For now we see in a mirror, dimly, but then we will see face to face. Now I know only in part; then I will know fully, even as I have been fully known.

(I Corinthians 13:12, The New Revised Standard Version)

As usual, the turning of the page from one year to the next gets us thinking about the resolutions we need to make in order to improve our lives, be better at doing what we say is important, or muzzle the people who lovingly nag us into a more acceptable set of habits. I’ve never had much luck with resolutions myself, unless you count the ones that start with a bunch of “whereas’s” and end with just as many “therefore be it resolveds.” (If you check with either Susan or me, you will find that we ascribe to the principle that “Roberts Rules rule!)

But as the English language has been adjusting to technology, an interesting change has been taking place. When we use the word resolution now, we are more likely to be speaking of the screens on our devices than we are of some oath or promise to live differently. The number of pixels (not even a word until around 1969) gives us an idea of the resolution of an image that will appear on the screen we are watching. The word “pixel” is a compound abbreviated contraction of the two words “pictures” and “element,” allowing Pixar to change it even more and make Toy Story 1-3, but I digress.

In Paul’s letters to the Corinthians, he reminds the new community of faith that even though they don’t know everything, can’t tell what will happen next, and have to constantly wrestle with a human nature that seems to be at odds with what God wants, things will eventually get clearer. In essence, they will have better resolution, spiritually speaking. This will happen, “when the complete comes.”

Today, we wonder if the amount of time we and our children spend on our screens is healthy. The experts have different opinions on this, but it seems to boil down to how much time we spend interacting with real live human beings. It is not the presence of screens in our lives, but the absence of community that seems to be detrimental. Maybe Paul was on to something when he pointed to the time when we will see “face to face.” It is community that is important and the abilities that we develop and experience we acquire when we live together, navigating our differences and tolerating each other’s annoying habits…which brings us back to resolutions.

The unraveling of our communities is something that many have commented upon. The violence that we inflict, the hatred we spew, the unabashed bigotry that passes for civil discourse are all evidence that we are careening toward a bleak future of disregard for those who differ from or disagree with us. Maybe this does call for some resolve on our parts, but it also calls for a change in the way we look at each other.

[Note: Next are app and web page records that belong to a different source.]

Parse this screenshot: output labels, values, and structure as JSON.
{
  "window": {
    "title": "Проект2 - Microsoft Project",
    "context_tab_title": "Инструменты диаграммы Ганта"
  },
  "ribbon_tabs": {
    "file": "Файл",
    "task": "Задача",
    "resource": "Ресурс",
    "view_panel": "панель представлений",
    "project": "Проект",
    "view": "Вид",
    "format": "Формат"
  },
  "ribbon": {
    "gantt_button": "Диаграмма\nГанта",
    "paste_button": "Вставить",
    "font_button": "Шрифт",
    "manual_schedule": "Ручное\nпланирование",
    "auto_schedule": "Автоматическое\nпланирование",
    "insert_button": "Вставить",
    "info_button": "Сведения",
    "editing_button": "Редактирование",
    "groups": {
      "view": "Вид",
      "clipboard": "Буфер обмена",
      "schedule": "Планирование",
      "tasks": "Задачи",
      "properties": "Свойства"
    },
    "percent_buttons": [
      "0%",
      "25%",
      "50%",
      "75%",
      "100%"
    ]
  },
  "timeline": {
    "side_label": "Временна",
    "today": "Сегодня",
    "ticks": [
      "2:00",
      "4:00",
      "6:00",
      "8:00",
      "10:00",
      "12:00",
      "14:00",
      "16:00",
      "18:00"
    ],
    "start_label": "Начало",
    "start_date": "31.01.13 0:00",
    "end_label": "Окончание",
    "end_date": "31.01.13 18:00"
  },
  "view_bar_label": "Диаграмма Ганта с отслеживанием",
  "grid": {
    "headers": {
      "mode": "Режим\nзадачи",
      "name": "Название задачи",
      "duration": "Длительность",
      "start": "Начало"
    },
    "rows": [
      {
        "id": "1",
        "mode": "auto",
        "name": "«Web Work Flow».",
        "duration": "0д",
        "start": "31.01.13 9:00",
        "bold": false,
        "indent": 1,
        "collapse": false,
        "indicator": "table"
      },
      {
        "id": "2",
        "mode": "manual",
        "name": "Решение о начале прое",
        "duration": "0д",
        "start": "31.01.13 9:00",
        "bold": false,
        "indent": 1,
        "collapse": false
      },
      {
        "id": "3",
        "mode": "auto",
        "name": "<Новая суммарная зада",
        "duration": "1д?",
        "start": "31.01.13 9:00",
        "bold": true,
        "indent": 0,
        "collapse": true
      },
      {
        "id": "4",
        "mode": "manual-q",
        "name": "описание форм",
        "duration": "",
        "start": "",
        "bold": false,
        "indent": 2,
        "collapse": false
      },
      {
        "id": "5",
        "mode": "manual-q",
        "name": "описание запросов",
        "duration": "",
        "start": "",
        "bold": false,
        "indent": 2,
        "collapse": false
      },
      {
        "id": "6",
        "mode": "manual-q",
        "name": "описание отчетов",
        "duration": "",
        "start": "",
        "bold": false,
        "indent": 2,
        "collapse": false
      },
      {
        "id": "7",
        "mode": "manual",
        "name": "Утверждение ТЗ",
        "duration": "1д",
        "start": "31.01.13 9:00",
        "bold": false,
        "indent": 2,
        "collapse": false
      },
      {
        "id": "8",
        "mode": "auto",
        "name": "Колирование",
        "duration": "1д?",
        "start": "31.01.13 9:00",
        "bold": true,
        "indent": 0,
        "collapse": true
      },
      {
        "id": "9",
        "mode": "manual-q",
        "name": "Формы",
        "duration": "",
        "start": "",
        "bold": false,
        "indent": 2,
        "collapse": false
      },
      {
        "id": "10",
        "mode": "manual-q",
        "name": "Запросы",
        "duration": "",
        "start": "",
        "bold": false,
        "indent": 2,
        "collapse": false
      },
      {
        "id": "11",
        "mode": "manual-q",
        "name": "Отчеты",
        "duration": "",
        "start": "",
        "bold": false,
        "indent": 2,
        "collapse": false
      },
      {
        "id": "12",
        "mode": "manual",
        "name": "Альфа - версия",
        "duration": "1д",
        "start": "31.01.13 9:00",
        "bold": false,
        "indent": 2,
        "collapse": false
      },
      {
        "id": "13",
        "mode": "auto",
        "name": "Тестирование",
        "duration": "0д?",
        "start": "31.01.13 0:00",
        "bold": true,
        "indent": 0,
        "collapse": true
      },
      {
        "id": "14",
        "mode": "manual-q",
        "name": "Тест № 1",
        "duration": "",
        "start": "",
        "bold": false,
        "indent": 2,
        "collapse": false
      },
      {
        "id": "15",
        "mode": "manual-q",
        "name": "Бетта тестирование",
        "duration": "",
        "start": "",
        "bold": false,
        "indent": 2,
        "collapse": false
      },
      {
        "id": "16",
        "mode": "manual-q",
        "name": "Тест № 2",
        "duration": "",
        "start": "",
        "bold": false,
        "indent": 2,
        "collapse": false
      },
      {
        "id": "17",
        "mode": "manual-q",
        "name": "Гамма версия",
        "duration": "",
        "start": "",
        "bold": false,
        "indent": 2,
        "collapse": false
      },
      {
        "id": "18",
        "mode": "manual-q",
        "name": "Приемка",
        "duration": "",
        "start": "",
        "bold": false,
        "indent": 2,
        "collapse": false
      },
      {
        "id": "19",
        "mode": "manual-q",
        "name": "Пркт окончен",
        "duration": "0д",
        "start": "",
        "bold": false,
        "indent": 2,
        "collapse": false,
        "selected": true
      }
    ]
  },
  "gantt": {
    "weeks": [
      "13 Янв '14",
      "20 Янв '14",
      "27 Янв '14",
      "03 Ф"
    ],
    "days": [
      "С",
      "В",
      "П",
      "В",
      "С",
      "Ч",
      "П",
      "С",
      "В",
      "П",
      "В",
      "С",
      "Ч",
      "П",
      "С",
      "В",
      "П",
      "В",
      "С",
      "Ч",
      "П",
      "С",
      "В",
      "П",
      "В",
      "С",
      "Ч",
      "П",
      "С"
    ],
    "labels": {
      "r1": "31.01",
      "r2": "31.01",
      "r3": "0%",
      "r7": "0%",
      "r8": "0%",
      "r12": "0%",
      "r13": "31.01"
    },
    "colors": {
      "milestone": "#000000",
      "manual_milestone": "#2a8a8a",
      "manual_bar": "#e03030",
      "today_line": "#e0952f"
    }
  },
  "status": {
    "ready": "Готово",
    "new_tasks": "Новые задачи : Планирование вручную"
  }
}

If you are a person for whom making resolutions is helpful, might I suggest one that puts you back into the community from which you feel estranged? Maybe it’s your work or your neighborhood, maybe it’s your family or your paintball team, maybe it’s your church or your God. We all need a community, otherwise all we can see is the fuzzy image of ourselves in the mirror, and that’s no way to get the whole picture. We need a community to point out the elements we can’t see for ourselves.

Let’s move into the new year with a promise to one another that we will strengthen our communities. Amen!